From the reviewed literature, it seems clear that VAT and SAT radiodensity values are distinct between male and female (Figure 3). The mean range of VAT radiodensity reported in the literature was −85.0 HU to −97.5 HU for males and −85.0 HU to −111.9 HU for females; while reported mean range SAT radiodensity was −87.8 HU to −106.3 HU for males and −93.0 HU to −112.3 HU for females, respectively (Table 2). This difference might be due to use of different methodologies across studies. However, there are substantial sex differences in adipose tissue in humans. Generally, females have a higher percentage of body fat compared to males . Fat distribution also differs between sexes; females have greater fat accumulation in the gluteal–femoral region and higher SAT volume compared to men, whereas men store more fat in the abdominal region (VAT) . Sex differences in adipose tissue distribution and correlations to metabolic health are well established [81,82]; while in cancer patients, subcutaneous and visceral adiposity also differs between sexes .
Another possible cause of inaccurate adipose tissue radiodensity measurement is the presence of edema which can be observed in bedridden hospitalized patients. A recent study reported that people with ascites show lower intraclass correlation coefficient for quantification of visceral fat among the various measurement methods . They suggest that edematous changes in intraabdominal organs and ascites make it harder to discriminate fat from other soft tissue and might increase fat attenuation . However, to our best knowledge, no study reported the effect of edema on the quantification of adipose tissue radiodensity.
This review indicates substantial methodological variability in available literature evaluating VAT and SAT radiodensities. Many studies do not report the details of CT analysis methodology, such as abdominal region used, thickness of slice, whether contrast media used or not, use of software, or radiodensity range used to define VAT and SAT. This might be due to lack of knowledge of the effect of different CT acquisition parameters on body composition segmentation. Application of a variety of protocols to determine adipose tissue radiodensity limits the potential to apply this measure of body composition in prediction of clinical outcomes at this time. Consistent use and reporting of these methodologies will help comparing results between different studies.

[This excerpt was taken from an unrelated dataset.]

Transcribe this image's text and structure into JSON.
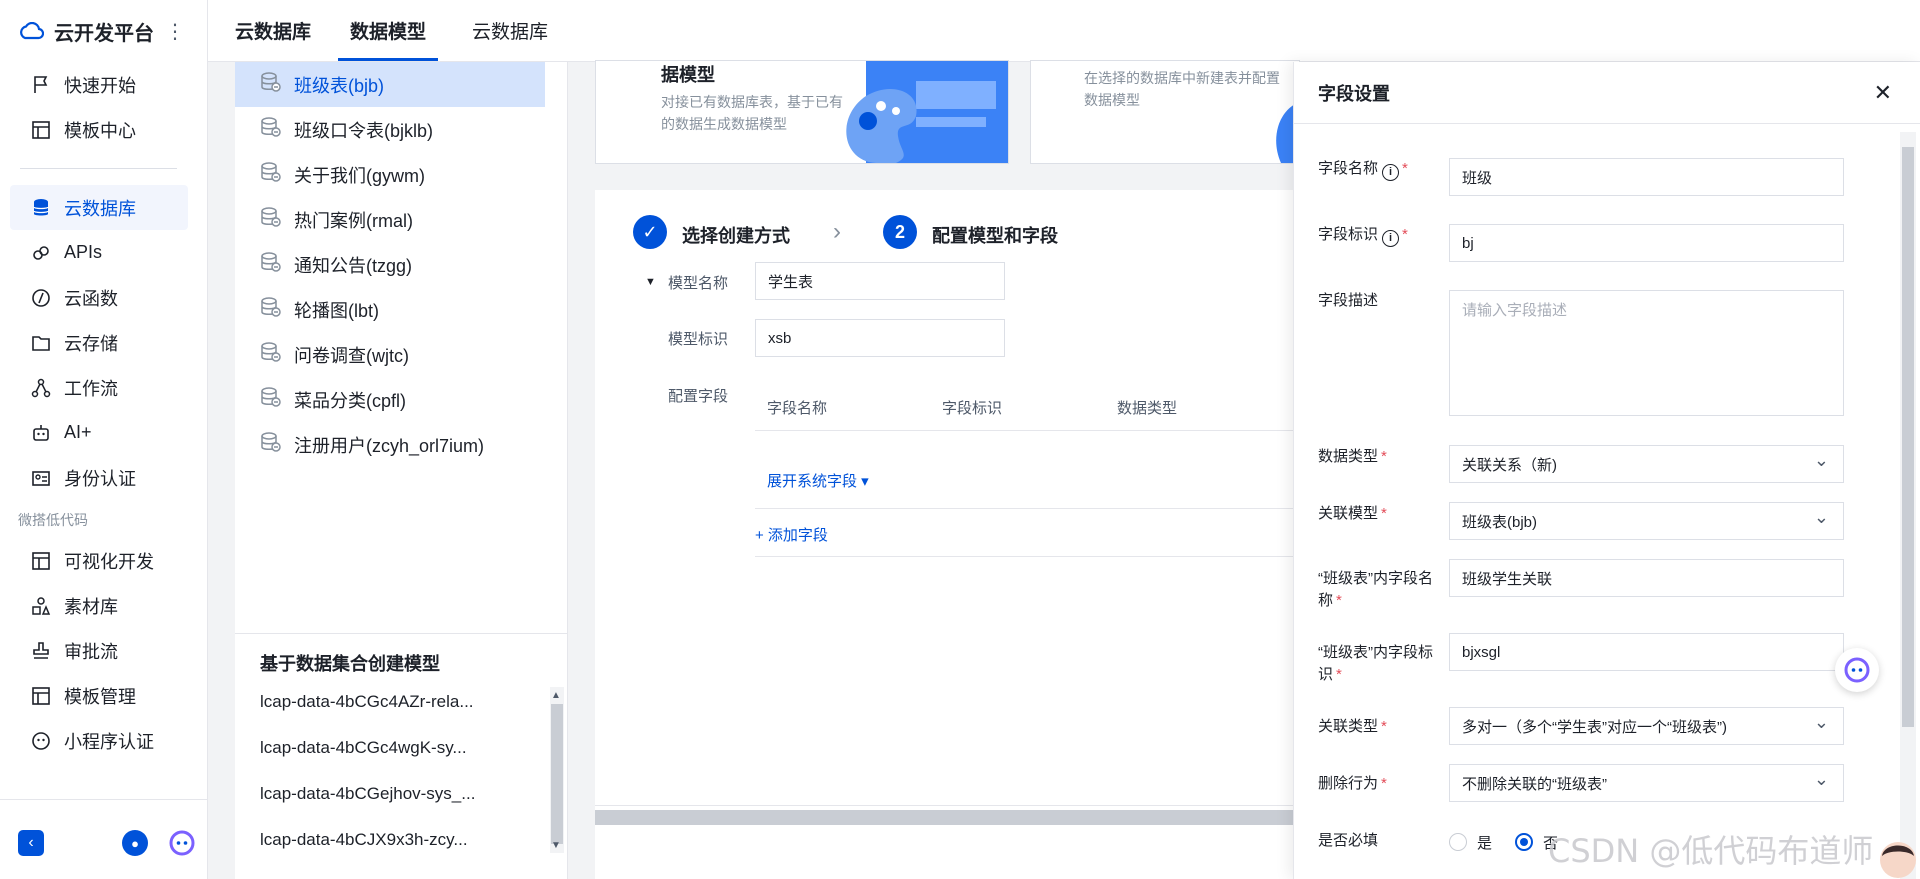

MM was involved in compilation of data and writing of manuscript. LM, CS and VCM assisted with revising the manuscript. All authors have commented on the manuscript and approved the final version.
The authors declare that there is no conflict of interest.
MM is funded by and Alberta Innovates Postdoctoral Fellowships in Health Innovations 2+1 and Canadian Institute of Health Research (CIHR) grant fund, LM is funded by CIHR Postdoctoral Fellowship; CS is funded by Alberta Innovates Postdoctoral Fellowship.
Monirujjaman M, Martin L, Stretch C, Mazurak VC. Adipose Tissue Radiodensity in Chronic Diseases: A Literature Review of the Applied Methodologies. Immunometabolism. 2021;3(4):e210033. https://doi.org/10.20900/immunometab20210033